|Mandatory Credit: Charles Wenzelberg/N.Y. Post|
As much as I'd love to think about anything but former New York Yankees' ace C.C. Sabathia, we have to examine his first start of the spring. If you thought he'd come out, get blasted, similar to how he looked last year, no, that wasn't going to happen either. I've said all along Sabathia's issue last year was two-fold: his weight and what was going on between the ears.
Sabathia has gained his weight back, and we have yet to find out if the mental aspect of his game has improved over the 2014 version. I wrote multiple times last spring and once the regular season started, that I felt he rushed back from off-season elbow surgery. I also believed his dramatic weight loss would affect his pitching. Yes and yes. What none of us knew at the time, was that his knee was falling apart slowly, and with each painful delivery he made. The Yankees finally got smart, shut him down, and saved us all a season-long grease fire.
He's back, and he's attempting to prove that last year was the low point of what's been an extremely solid career. Now I'm not here to tell you Sabathia will EVER be a Cy Young-caliber pitcher ever again. That ship has sailed. Do I believe, if he can remain relatively healthy, and gain back the confidence he lost last year, along with making the essential adjustments of transitioning from a thrower to a pitcher, that he can be a serviceable big league starter, then the answer is yes. If he can bounce back this season, and the Yankees' offense can score runs in 2015, with that bullpen, Sabathia has 12-to-14-win potential. But everything must go right.

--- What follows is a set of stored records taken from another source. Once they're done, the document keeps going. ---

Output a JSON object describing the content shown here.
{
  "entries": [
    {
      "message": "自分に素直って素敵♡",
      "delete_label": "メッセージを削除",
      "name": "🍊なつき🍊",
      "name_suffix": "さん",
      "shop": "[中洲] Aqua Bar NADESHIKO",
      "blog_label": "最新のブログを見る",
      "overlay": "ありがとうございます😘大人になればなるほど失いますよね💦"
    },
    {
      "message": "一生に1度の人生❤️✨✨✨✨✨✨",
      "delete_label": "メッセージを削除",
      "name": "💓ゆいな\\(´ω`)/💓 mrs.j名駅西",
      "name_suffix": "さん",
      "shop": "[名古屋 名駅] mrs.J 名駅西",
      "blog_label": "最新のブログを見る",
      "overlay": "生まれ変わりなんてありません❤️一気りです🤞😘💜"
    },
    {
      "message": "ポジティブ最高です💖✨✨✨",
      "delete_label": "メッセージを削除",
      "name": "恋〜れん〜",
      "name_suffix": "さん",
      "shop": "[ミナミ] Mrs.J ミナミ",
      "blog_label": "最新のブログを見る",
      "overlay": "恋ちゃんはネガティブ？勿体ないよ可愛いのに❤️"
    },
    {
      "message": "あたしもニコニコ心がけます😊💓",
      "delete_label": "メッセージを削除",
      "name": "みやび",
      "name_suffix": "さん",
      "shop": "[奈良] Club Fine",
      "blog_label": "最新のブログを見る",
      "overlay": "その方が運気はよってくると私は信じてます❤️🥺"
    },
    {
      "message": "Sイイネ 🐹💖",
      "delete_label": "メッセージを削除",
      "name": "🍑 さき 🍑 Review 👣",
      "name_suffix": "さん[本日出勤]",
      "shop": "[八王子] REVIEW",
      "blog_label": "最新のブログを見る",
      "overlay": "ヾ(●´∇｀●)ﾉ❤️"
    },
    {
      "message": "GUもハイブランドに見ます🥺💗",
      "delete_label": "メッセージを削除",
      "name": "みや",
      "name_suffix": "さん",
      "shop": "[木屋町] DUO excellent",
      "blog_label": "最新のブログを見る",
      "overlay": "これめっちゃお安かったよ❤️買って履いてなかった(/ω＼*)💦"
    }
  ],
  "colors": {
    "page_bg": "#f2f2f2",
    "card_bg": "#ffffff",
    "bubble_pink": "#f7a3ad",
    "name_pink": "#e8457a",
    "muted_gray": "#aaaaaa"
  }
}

During the first inning of Tuesday's spring debut versus the Toronto Blue Jays, he looked solid. A strikeout sandwiched by a pair of ground outs, and Sabathia seemed to be just fine. THEN, the second inning came. He left too many pitches in the zone, his velocity was down, a pair of extra-base hits along with two singles, and he looked like he did in 2014...lost. What's the difference? Sabathia appeared to be "working" on some things. Location, in and out, up and down, and yes, some good wood found the baseball. It's nothing to fret about just yet. It's a typical spring start for a seasoned veteran who isn't looking to win the Cy Young in his spring debut. Yankees fans...give it some time.
Now for the bonehead of the week. Yes, I'm speaking of former Yankees' closer David Robertson. You know, he reminds me of those people, that are in a solid relationship, the relationship ends, they claim to be just fine, and that they're better off without their partner, but cannot let it go. They stalk their former partner on Facebook, drive by their house, and make them the center of every conversation no matter who is listening, yet keep their "I'm better off without them" game face on. Dude, we know you're feelings are hurt that the Bombers didn't even make you an offer to keep you.
After the build-up of having to replace someone that is irreplaceable in Mariano Rivera, and after putting up a solid, but not spectacular season in his lone season as the closer, there is no doubt in my mind that his feelings are hurt. Robertson feels disrespected, and while the Yankees have moved on without as much as Robertson being an afterthought, the scorned ex simply can't let it go. He's made comments prior to his departure for Chicago, and he's back at it, this time discussing of all things, the team's facial hair policy. We are all well aware of the policy. We've seen ex-Yankees in recent years leave New York, and grow it out. That's their choice. When you don the pinstripes, you don't. That was the policy of the old man, and his sons, while far from carbon copies of their father, have at least kept some semblance of their father's legacy alive, albeit an antiquated one.
Instead of pissing and moaning about what the Yankees do, have done, and will continue to do in terms of team regulations, perhaps D-Rob, or D-Bag, or whatever we wish to call him these days, should concentrate on how he's going to earn that contract that was given to him by his new team. His goal should be to take what Rivera taught him over those years together, including the experience of winning a World Series title, and conveying THAT message to his youthful teammates and bullpen mates, not crying like a high school girl whose boyfriend just kicked her to the curb for a young, hotter upgrade without as much as saying thank you. Grow up.